Which style of evaporator you prefer is strictly a personal preference. And once you learn your evaporator’s sweet spot, once the depth is set, you can generally leave it alone. All evaporators should have at least one sap level gauge on the flue pan (raised flue evaporators should have a second gauge between the two front pans). A properly calibrated gauge allows you to know the exact sap level no matter if the flue pan is hooded or clouded with steam.
When running your evaporator, the basic goal is to maintain a boil across the entire rig with the hardest boil occurring in the flue pan. There is an old saying among maple producers, “You haven’t earned your producer’s badge until you have burnt a pan.” Trust me if you have never scorched a pan, or come close to burning one, consider yourself lucky. Usually the most common reason for burning a pan is human error, usually caused by a distraction. When you are running a rig, you are dealing with extreme heat. Stack temperatures can run between 600-1000 degrees F. You are applying that heat to a relatively small skinny volume of liquid (2 inches spread across the surface of the pan) separated by a thin layer of stainless steel. The only thing that keeps that metal from melting is the thin layer of sap on top. If the sap boils out because you forgot to turn on a valve or you ran out of sap, bad things happen very quickly. Uncontrolled high temperatures can go from a scorch to buckling a pan in just a few short minutes. Your season could be over if you cannot find a replacement.

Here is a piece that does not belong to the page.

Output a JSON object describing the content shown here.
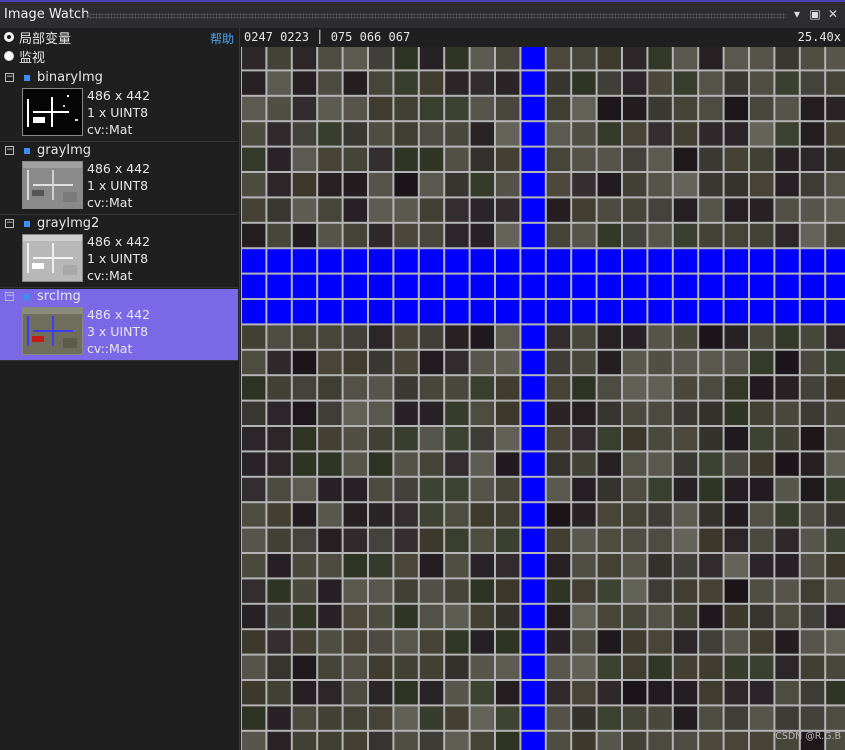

Tracking bubbles in your sap is a good way to monitor your boil. The bubbles in the pan should be moving slowly in one direction toward the draw-off. If the boil decreases and the bubbles move back and forth then an adjustment needs to be made immediately. If you spot trouble the first thing you must do is avoid panic. Move quickly and precisely. This is where knowing what to expect and what to do is vital and that only comes with experience.
Stay tuned for Part II next week!
Penn State Extension is offering free webinars to maple beginners on January 18th (noon) and January 25th (7 PM).
Topics covered will include identifying different maple tree species, proper tapping procedures, boiling the sap, and filtering the final syrup product. Registration is FREE, click here for more information.
Join us for the virtual version of Ohio Maple Days on Friday, January 15th! Due to COVID-19 restrictions Ohio Maple Days will take place all on one day and be offered virtually. The event will be recorded and available afterwards for viewing. For questions contact Dr. Gary Graham (email: email@example.com).
The registration link and more details about the agenda can be found here. We hope to see you there!